(Records from a data collection)
§

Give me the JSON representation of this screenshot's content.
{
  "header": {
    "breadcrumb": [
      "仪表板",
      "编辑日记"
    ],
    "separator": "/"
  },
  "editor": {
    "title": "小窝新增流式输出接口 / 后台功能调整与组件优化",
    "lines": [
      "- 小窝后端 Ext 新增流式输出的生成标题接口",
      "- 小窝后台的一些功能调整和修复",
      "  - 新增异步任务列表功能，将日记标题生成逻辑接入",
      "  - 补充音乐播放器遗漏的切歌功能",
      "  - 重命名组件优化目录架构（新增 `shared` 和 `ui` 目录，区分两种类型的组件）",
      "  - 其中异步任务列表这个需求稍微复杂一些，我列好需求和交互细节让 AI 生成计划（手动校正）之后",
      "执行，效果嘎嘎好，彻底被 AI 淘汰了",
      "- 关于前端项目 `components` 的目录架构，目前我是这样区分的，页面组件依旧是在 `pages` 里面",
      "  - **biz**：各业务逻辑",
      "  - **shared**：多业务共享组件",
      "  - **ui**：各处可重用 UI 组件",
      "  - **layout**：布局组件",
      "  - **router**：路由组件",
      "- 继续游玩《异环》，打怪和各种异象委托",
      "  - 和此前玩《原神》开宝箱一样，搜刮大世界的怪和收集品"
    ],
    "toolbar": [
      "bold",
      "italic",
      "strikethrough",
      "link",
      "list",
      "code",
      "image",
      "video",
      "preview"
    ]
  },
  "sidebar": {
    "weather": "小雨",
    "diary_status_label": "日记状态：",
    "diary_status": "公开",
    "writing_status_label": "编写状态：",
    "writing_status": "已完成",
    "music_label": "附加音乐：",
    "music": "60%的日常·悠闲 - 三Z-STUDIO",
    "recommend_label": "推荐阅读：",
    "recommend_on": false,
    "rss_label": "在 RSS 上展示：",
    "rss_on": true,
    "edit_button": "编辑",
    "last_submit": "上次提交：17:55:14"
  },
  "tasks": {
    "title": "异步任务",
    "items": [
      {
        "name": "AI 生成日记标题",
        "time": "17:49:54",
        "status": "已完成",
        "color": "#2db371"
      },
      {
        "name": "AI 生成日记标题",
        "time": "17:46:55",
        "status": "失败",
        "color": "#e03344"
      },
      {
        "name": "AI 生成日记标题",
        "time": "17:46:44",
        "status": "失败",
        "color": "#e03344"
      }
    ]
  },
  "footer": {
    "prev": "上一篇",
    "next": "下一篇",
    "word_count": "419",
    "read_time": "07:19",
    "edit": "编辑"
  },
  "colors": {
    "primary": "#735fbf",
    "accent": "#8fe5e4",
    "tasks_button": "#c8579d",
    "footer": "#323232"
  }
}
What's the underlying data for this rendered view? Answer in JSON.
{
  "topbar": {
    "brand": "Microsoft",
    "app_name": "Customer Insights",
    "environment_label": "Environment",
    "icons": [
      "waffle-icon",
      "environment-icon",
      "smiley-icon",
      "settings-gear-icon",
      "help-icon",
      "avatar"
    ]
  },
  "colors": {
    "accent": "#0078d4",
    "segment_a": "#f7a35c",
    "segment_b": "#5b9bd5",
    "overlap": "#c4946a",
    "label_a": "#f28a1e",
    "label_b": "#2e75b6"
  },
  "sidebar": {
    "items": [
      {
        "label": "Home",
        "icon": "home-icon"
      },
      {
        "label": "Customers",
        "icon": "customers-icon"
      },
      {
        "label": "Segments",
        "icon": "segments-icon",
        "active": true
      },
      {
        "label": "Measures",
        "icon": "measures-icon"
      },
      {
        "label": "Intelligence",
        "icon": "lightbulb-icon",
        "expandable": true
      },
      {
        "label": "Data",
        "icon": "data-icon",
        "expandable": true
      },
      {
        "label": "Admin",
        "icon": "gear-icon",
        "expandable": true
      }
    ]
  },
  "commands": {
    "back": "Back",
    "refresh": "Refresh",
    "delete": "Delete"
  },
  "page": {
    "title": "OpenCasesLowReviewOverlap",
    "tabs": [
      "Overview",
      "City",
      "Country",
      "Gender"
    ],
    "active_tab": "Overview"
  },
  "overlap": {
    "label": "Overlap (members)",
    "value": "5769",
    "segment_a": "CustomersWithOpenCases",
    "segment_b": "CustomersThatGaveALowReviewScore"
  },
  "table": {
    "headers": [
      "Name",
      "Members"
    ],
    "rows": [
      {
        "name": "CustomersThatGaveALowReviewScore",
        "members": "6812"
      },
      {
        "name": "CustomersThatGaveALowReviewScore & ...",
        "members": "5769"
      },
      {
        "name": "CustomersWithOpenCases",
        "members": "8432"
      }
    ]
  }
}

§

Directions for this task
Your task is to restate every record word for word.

Reply to the exercise
Give me the JSON representation of this screenshot's content.
{
  "header": {
    "breadcrumb": [
      "仪表板",
      "编辑日记"
    ],
    "separator": "/"
  },
  "editor": {
    "title": "小窝新增流式输出接口 / 后台功能调整与组件优化",
    "lines": [
      "- 小窝后端 Ext 新增流式输出的生成标题接口",
      "- 小窝后台的一些功能调整和修复",
      "  - 新增异步任务列表功能，将日记标题生成逻辑接入",
      "  - 补充音乐播放器遗漏的切歌功能",
      "  - 重命名组件优化目录架构（新增 `shared` 和 `ui` 目录，区分两种类型的组件）",
      "  - 其中异步任务列表这个需求稍微复杂一些，我列好需求和交互细节让 AI 生成计划（手动校正）之后",
      "执行，效果嘎嘎好，彻底被 AI 淘汰了",
      "- 关于前端项目 `components` 的目录架构，目前我是这样区分的，页面组件依旧是在 `pages` 里面",
      "  - **biz**：各业务逻辑",
      "  - **shared**：多业务共享组件",
      "  - **ui**：各处可重用 UI 组件",
      "  - **layout**：布局组件",
      "  - **router**：路由组件",
      "- 继续游玩《异环》，打怪和各种异象委托",
      "  - 和此前玩《原神》开宝箱一样，搜刮大世界的怪和收集品"
    ],
    "toolbar": [
      "bold",
      "italic",
      "strikethrough",
      "link",
      "list",
      "code",
      "image",
      "video",
      "preview"
    ]
  },
  "sidebar": {
    "weather": "小雨",
    "diary_status_label": "日记状态：",
    "diary_status": "公开",
    "writing_status_label": "编写状态：",
    "writing_status": "已完成",
    "music_label": "附加音乐：",
    "music": "60%的日常·悠闲 - 三Z-STUDIO",
    "recommend_label": "推荐阅读：",
    "recommend_on": false,
    "rss_label": "在 RSS 上展示：",
    "rss_on": true,
    "edit_button": "编辑",
    "last_submit": "上次提交：17:55:14"
  },
  "tasks": {
    "title": "异步任务",
    "items": [
      {
        "name": "AI 生成日记标题",
        "time": "17:49:54",
        "status": "已完成",
        "color": "#2db371"
      },
      {
        "name": "AI 生成日记标题",
        "time": "17:46:55",
        "status": "失败",
        "color": "#e03344"
      },
      {
        "name": "AI 生成日记标题",
        "time": "17:46:44",
        "status": "失败",
        "color": "#e03344"
      }
    ]
  },
  "footer": {
    "prev": "上一篇",
    "next": "下一篇",
    "word_count": "419",
    "read_time": "07:19",
    "edit": "编辑"
  },
  "colors": {
    "primary": "#735fbf",
    "accent": "#8fe5e4",
    "tasks_button": "#c8579d",
    "footer": "#323232"
  }
}
What's the underlying data for this rendered view? Answer in JSON.
{
  "topbar": {
    "brand": "Microsoft",
    "app_name": "Customer Insights",
    "environment_label": "Environment",
    "icons": [
      "waffle-icon",
      "environment-icon",
      "smiley-icon",
      "settings-gear-icon",
      "help-icon",
      "avatar"
    ]
  },
  "colors": {
    "accent": "#0078d4",
    "segment_a": "#f7a35c",
    "segment_b": "#5b9bd5",
    "overlap": "#c4946a",
    "label_a": "#f28a1e",
    "label_b": "#2e75b6"
  },
  "sidebar": {
    "items": [
      {
        "label": "Home",
        "icon": "home-icon"
      },
      {
        "label": "Customers",
        "icon": "customers-icon"
      },
      {
        "label": "Segments",
        "icon": "segments-icon",
        "active": true
      },
      {
        "label": "Measures",
        "icon": "measures-icon"
      },
      {
        "label": "Intelligence",
        "icon": "lightbulb-icon",
        "expandable": true
      },
      {
        "label": "Data",
        "icon": "data-icon",
        "expandable": true
      },
      {
        "label": "Admin",
        "icon": "gear-icon",
        "expandable": true
      }
    ]
  },
  "commands": {
    "back": "Back",
    "refresh": "Refresh",
    "delete": "Delete"
  },
  "page": {
    "title": "OpenCasesLowReviewOverlap",
    "tabs": [
      "Overview",
      "City",
      "Country",
      "Gender"
    ],
    "active_tab": "Overview"
  },
  "overlap": {
    "label": "Overlap (members)",
    "value": "5769",
    "segment_a": "CustomersWithOpenCases",
    "segment_b": "CustomersThatGaveALowReviewScore"
  },
  "table": {
    "headers": [
      "Name",
      "Members"
    ],
    "rows": [
      {
        "name": "CustomersThatGaveALowReviewScore",
        "members": "6812"
      },
      {
        "name": "CustomersThatGaveALowReviewScore & ...",
        "members": "5769"
      },
      {
        "name": "CustomersWithOpenCases",
        "members": "8432"
      }
    ]
  }
}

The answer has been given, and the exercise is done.